* **How to complete this task**
Copy each line containing "drawing" from the listing below.

= = = =

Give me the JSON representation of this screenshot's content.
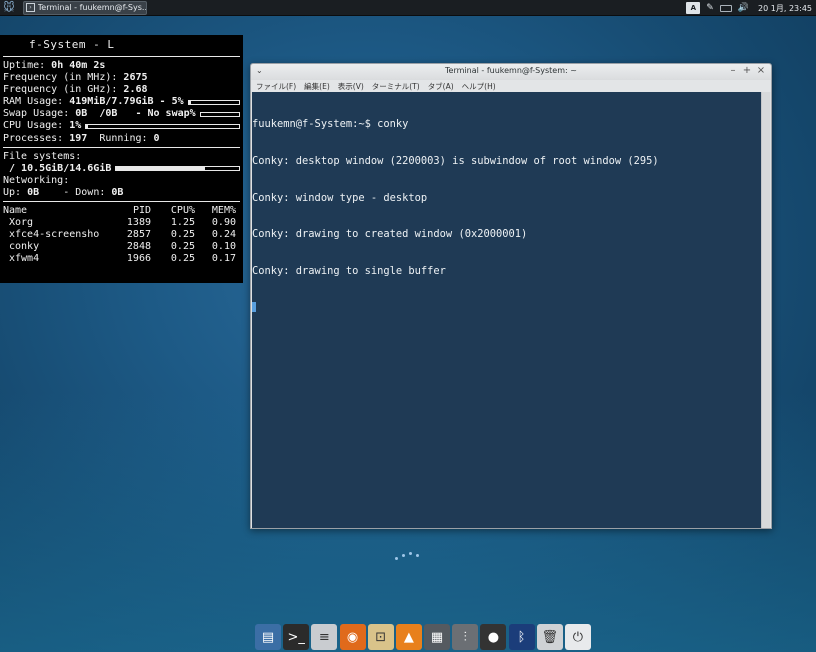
{
  "top_panel": {
    "task_label": "Terminal - fuukemn@f-Sys...",
    "clock": "20 1月, 23:45",
    "ime_label": "A"
  },
  "conky": {
    "title": "f-System - L",
    "uptime_label": "Uptime: ",
    "uptime_value": "0h 40m 2s",
    "freq_mhz_label": "Frequency (in MHz): ",
    "freq_mhz_value": "2675",
    "freq_ghz_label": "Frequency (in GHz): ",
    "freq_ghz_value": "2.68",
    "ram_label": "RAM Usage: ",
    "ram_value": "419MiB/7.79GiB - 5%",
    "ram_fraction": 0.05,
    "swap_label": "Swap Usage: ",
    "swap_value": "0B  /0B   - No swap%",
    "swap_fraction": 0.0,
    "cpu_label": "CPU Usage: ",
    "cpu_value": "1%",
    "cpu_fraction": 0.01,
    "processes_label": "Processes: ",
    "processes_value": "197",
    "running_label": "  Running: ",
    "running_value": "0",
    "filesystems_label": "File systems:",
    "fs_value": " / 10.5GiB/14.6GiB",
    "fs_fraction": 0.72,
    "networking_label": "Networking:",
    "up_label": "Up: ",
    "up_value": "0B",
    "down_label": "    - Down: ",
    "down_value": "0B",
    "proc_headers": [
      "Name",
      "PID",
      "CPU%",
      "MEM%"
    ],
    "processes": [
      {
        "name": "Xorg",
        "pid": "1389",
        "cpu": "1.25",
        "mem": "0.90"
      },
      {
        "name": "xfce4-screensho",
        "pid": "2857",
        "cpu": "0.25",
        "mem": "0.24"
      },
      {
        "name": "conky",
        "pid": "2848",
        "cpu": "0.25",
        "mem": "0.10"
      },
      {
        "name": "xfwm4",
        "pid": "1966",
        "cpu": "0.25",
        "mem": "0.17"
      }
    ]
  },
  "terminal": {
    "title": "Terminal - fuukemn@f-System: ~",
    "menu": [
      "ファイル(F)",
      "編集(E)",
      "表示(V)",
      "ターミナル(T)",
      "タブ(A)",
      "ヘルプ(H)"
    ],
    "lines": [
      "fuukemn@f-System:~$ conky",
      "Conky: desktop window (2200003) is subwindow of root window (295)",
      "Conky: window type - desktop",
      "Conky: drawing to created window (0x2000001)",
      "Conky: drawing to single buffer"
    ],
    "bg_color": "#1f3a55"
  },
  "dock": {
    "items": [
      {
        "icon": "file-manager-icon",
        "glyph": "▤",
        "color": "#3b6ea5"
      },
      {
        "icon": "terminal-icon",
        "glyph": ">_",
        "color": "#2b2b2b"
      },
      {
        "icon": "text-editor-icon",
        "glyph": "≡",
        "color": "#c9ccd0"
      },
      {
        "icon": "firefox-icon",
        "glyph": "◉",
        "color": "#e06a1b"
      },
      {
        "icon": "screenshot-icon",
        "glyph": "⊡",
        "color": "#d9c38a"
      },
      {
        "icon": "vlc-icon",
        "glyph": "▲",
        "color": "#e8801c"
      },
      {
        "icon": "video-editor-icon",
        "glyph": "▦",
        "color": "#555a60"
      },
      {
        "icon": "mixer-icon",
        "glyph": "⫶",
        "color": "#6b6f74"
      },
      {
        "icon": "media-player-icon",
        "glyph": "●",
        "color": "#333"
      },
      {
        "icon": "bluetooth-icon",
        "glyph": "ᛒ",
        "color": "#1b3d7a"
      },
      {
        "icon": "trash-icon",
        "glyph": "🗑",
        "color": "#cfd2d5"
      },
      {
        "icon": "logout-icon",
        "glyph": "⏻",
        "color": "#e8eaec"
      }
    ]
  }
}
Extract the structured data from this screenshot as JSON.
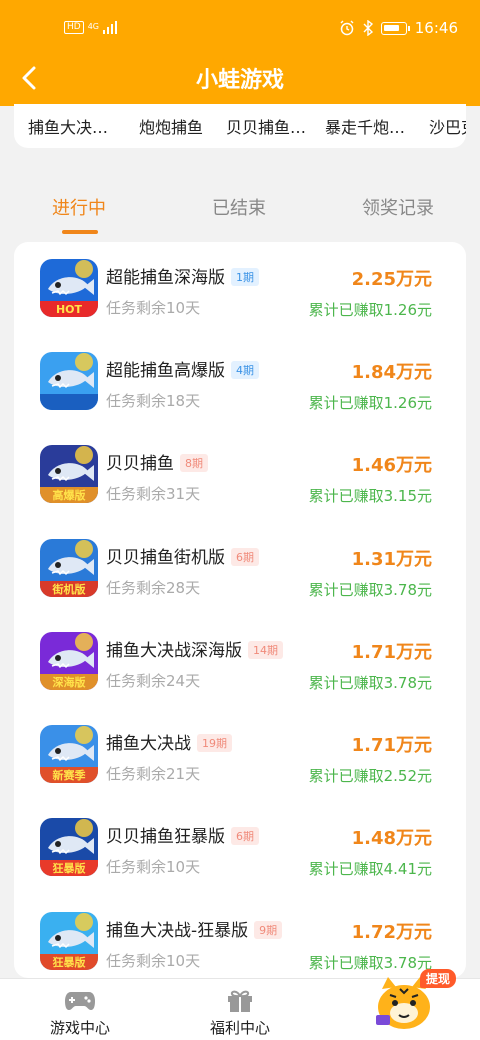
{
  "status_bar": {
    "time": "16:46",
    "hd": "HD",
    "network": "4G"
  },
  "header": {
    "title": "小蛙游戏"
  },
  "categories": [
    "捕鱼大决…",
    "炮炮捕鱼",
    "贝贝捕鱼…",
    "暴走千炮…",
    "沙巴克"
  ],
  "tabs": [
    "进行中",
    "已结束",
    "领奖记录"
  ],
  "games": [
    {
      "name": "超能捕鱼深海版",
      "period": "1期",
      "remain": "任务剩余10天",
      "reward": "2.25万元",
      "earned": "累计已赚取1.26元",
      "badge_color": "blue",
      "icon_text": "HOT"
    },
    {
      "name": "超能捕鱼高爆版",
      "period": "4期",
      "remain": "任务剩余18天",
      "reward": "1.84万元",
      "earned": "累计已赚取1.26元",
      "badge_color": "blue",
      "icon_text": ""
    },
    {
      "name": "贝贝捕鱼",
      "period": "8期",
      "remain": "任务剩余31天",
      "reward": "1.46万元",
      "earned": "累计已赚取3.15元",
      "badge_color": "pink",
      "icon_text": "高爆版"
    },
    {
      "name": "贝贝捕鱼街机版",
      "period": "6期",
      "remain": "任务剩余28天",
      "reward": "1.31万元",
      "earned": "累计已赚取3.78元",
      "badge_color": "pink",
      "icon_text": "街机版"
    },
    {
      "name": "捕鱼大决战深海版",
      "period": "14期",
      "remain": "任务剩余24天",
      "reward": "1.71万元",
      "earned": "累计已赚取3.78元",
      "badge_color": "pink",
      "icon_text": "深海版"
    },
    {
      "name": "捕鱼大决战",
      "period": "19期",
      "remain": "任务剩余21天",
      "reward": "1.71万元",
      "earned": "累计已赚取2.52元",
      "badge_color": "pink",
      "icon_text": "新赛季"
    },
    {
      "name": "贝贝捕鱼狂暴版",
      "period": "6期",
      "remain": "任务剩余10天",
      "reward": "1.48万元",
      "earned": "累计已赚取4.41元",
      "badge_color": "pink",
      "icon_text": "狂暴版"
    },
    {
      "name": "捕鱼大决战-狂暴版",
      "period": "9期",
      "remain": "任务剩余10天",
      "reward": "1.72万元",
      "earned": "累计已赚取3.78元",
      "badge_color": "pink",
      "icon_text": "狂暴版"
    }
  ],
  "bottom_nav": [
    {
      "label": "游戏中心",
      "icon": "gamepad-icon"
    },
    {
      "label": "福利中心",
      "icon": "gift-icon"
    }
  ],
  "withdraw_label": "提现",
  "colors": {
    "header": "#ffa800",
    "accent": "#f0861a",
    "earned": "#4cb64c"
  }
}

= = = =

* **Answer to this problem**
      "Conky: drawing to created window (0x2000001)",
      "Conky: drawing to single buffer"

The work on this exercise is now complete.